From the listing below, extract each line containing the string "생년월일".

**RECORDS FOR THIS EXERCISE**
┄┄┄┄┄┄┄┄┄┄┄┄┄┄┄┄┄┄┄┄
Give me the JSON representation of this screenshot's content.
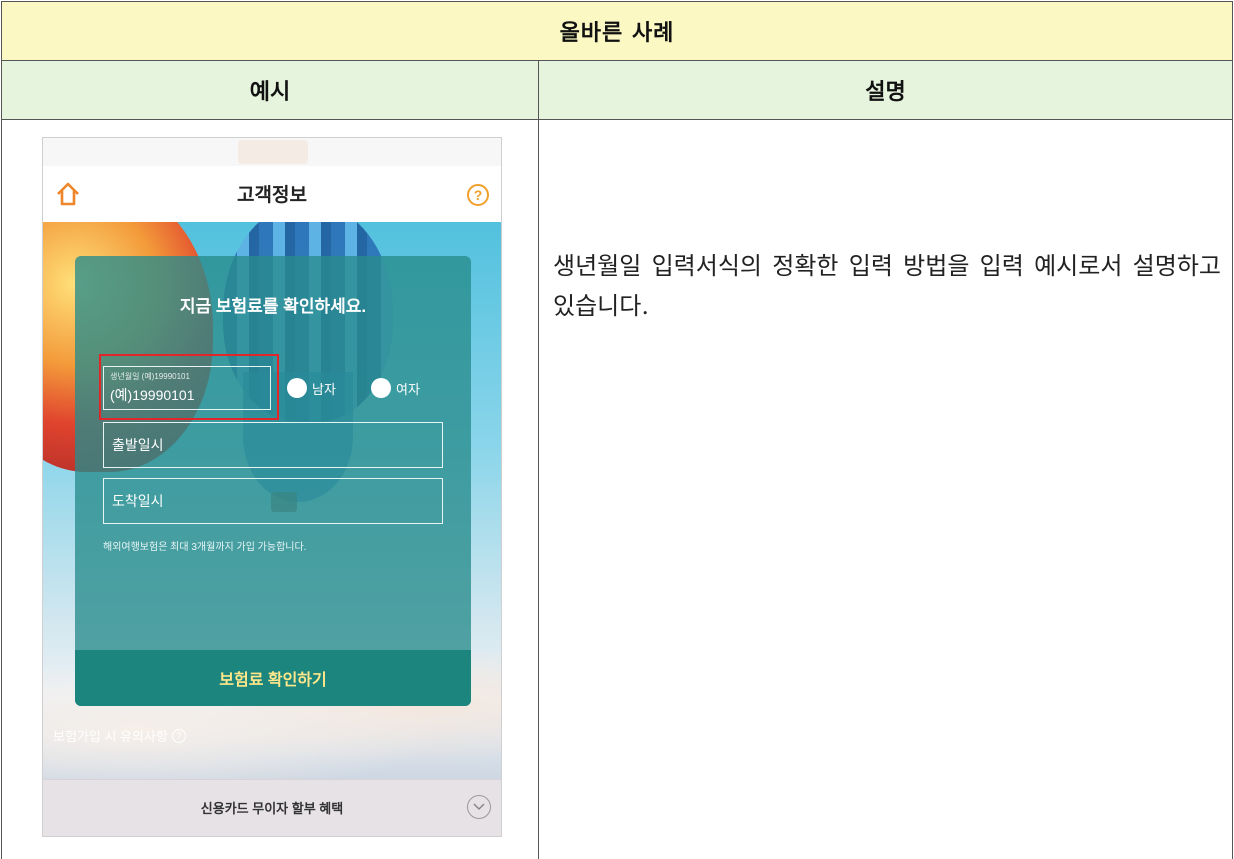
{
  "table": {
    "title": "올바른 사례",
    "col_example": "예시",
    "col_description": "설명",
    "description": "생년월일 입력서식의 정확한 입력 방법을 입력 예시로서 설명하고 있습니다."
  },
  "phone": {
    "app_title": "고객정보",
    "help_symbol": "?",
    "card_title": "지금 보험료를 확인하세요.",
    "birth_label": "생년월일 (예)19990101",
    "birth_value": "(예)19990101",
    "gender_male": "남자",
    "gender_female": "여자",
    "departure_placeholder": "출발일시",
    "arrival_placeholder": "도착일시",
    "note": "해외여행보험은 최대 3개월까지 가입 가능합니다.",
    "cta_label": "보험료 확인하기",
    "notice_label": "보험가입 시 유의사항",
    "bottom_label": "신용카드 무이자 할부 혜택",
    "accent": "#f0a02a",
    "highlight": "#e2262a"
  }
}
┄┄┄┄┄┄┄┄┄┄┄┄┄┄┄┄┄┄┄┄
**SOLUTION**
    "description": "생년월일 입력서식의 정확한 입력 방법을 입력 예시로서 설명하고 있습니다."
    "birth_label": "생년월일 (예)19990101",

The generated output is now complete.